Working with Occupational Therapists: A Beneficial & Important Collaboration for SLPs
This week I thought I would write about how beneficial it is to work closely with Occupational Therapists (OTs). I’m so fortunate to work with the OT on my team. She is amazing and we are always collaborating, planning and problem solving. The majority of OTs, I’ve worked with are very passionate and hard-working. Here are my reasons why working with OTs is important.
OTs are problems solvers and SLPs are too. It’s great to toss ideas back and forth about the tricky child(ren) in the classroom. It’s good to get a different perspective on a child/issue. With more and more children it seems that their difficulties are not “just” speech/language or “just” fine motor/self-help/emotional regulation. It’s frequently a combination and, at times, you can add in physio and cognitive difficulties too. We often collaborate on potential goals for the children. Using a team approach, the children receive more effective services and in the long run makes everyone’s job easier and the children are happier and healthier.
OTs are often masters at helping children, who are struggling with attention, sit and focus longer on an activity. They can often find ways to help those children beyond the basic timer, fidget toy or special cushion. If the child can focus longer then they can learn more which will make them stronger communicators.
We can make OTs lives easier too. There is vocabulary that helps them do their job more effectively. Teaching body parts and what they can do is important for self-help skills and it helps with drawing skills. Teaching emotions helps the OTs when working on emotional regulation and social skills. Words such as big, little, long, straight, curve, top, middle, bottom, corner, above, below, under, same and different are important when teaching children how to form their letters. I will often check and see if the children have that vocabulary and if not I will frequently target those words in therapy.
This year there are a lot of children with feeding and swallowing issues on the caseload. I tend to focus more on swallowing part and she tends to focus on the feeding part. We are constantly talking about how this child is eating/swallowing and what they are eating. It’s always better to have a second set of eyes, especially when we typically don’t see a lot of feeding and swallowing issues.
In the last few years there has been a real shift towards teaching social skills and skills that allow our children to function more independently in the classroom. This is another area where our expertise can overlap. It has been very beneficial to team teach a lot of these skills. Having access to different games and information being provided by two different people on different days has been immensely helpful to the students.
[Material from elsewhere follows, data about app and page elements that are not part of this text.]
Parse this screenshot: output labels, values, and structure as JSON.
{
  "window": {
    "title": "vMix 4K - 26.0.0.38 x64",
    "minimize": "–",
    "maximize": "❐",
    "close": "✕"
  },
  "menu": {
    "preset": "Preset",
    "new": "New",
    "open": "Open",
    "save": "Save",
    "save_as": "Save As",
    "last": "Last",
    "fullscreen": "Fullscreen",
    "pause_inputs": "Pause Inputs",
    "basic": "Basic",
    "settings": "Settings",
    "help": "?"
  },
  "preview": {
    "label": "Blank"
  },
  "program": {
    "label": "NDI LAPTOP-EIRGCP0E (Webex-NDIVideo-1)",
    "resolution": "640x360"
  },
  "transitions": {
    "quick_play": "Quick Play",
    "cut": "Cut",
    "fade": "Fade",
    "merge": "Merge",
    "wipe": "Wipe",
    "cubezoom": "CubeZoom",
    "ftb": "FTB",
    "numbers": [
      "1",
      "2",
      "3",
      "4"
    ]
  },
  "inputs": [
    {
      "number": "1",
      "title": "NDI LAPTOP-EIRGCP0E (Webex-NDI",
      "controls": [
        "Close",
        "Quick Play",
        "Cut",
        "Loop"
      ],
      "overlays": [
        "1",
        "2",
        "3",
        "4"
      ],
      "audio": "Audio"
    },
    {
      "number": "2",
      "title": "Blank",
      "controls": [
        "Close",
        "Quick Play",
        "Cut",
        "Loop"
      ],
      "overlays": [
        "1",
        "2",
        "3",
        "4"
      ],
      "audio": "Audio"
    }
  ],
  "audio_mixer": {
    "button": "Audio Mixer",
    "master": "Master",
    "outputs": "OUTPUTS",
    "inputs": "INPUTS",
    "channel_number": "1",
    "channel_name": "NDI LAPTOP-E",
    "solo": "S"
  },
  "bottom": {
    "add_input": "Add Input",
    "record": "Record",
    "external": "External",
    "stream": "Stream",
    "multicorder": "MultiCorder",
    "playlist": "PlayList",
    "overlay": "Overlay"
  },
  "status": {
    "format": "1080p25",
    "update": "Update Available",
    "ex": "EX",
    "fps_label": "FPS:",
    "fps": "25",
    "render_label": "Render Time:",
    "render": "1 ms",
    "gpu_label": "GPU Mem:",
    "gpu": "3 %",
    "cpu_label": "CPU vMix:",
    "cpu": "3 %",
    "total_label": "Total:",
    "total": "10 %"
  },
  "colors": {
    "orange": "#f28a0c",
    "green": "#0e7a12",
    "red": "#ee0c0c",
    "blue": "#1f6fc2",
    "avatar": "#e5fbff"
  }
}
OTs are invaluable when working with children who use AAC. As one OT put it, when we were chatting about different communication systems, “My job is to help children be able to learn motor patterns to allow them to communicate.” There is a lot that goes into the physical act of pointing. As well, they are very helpful when making sure the communication device is more accessible. I have not had much training in this area and I’ll admit this is not my strong suit. If not for the OT, many children would have had a much harder time accessing their communication devices. At school, we try very hard to make all the AAC appointments together so that we don’t accidentally miss anything.
When you have a chance to work with an OT go for it!
I’m so happy that you posted this, Collette! I have learned so much from working with OTs and PTs, with the children benefitting from our collaboration. Treating the whole child is definitely the way to go!
I love working with OT’s! If a students sensory needs aren’t being met, it’s pretty tough to get him to function on speech and language goals.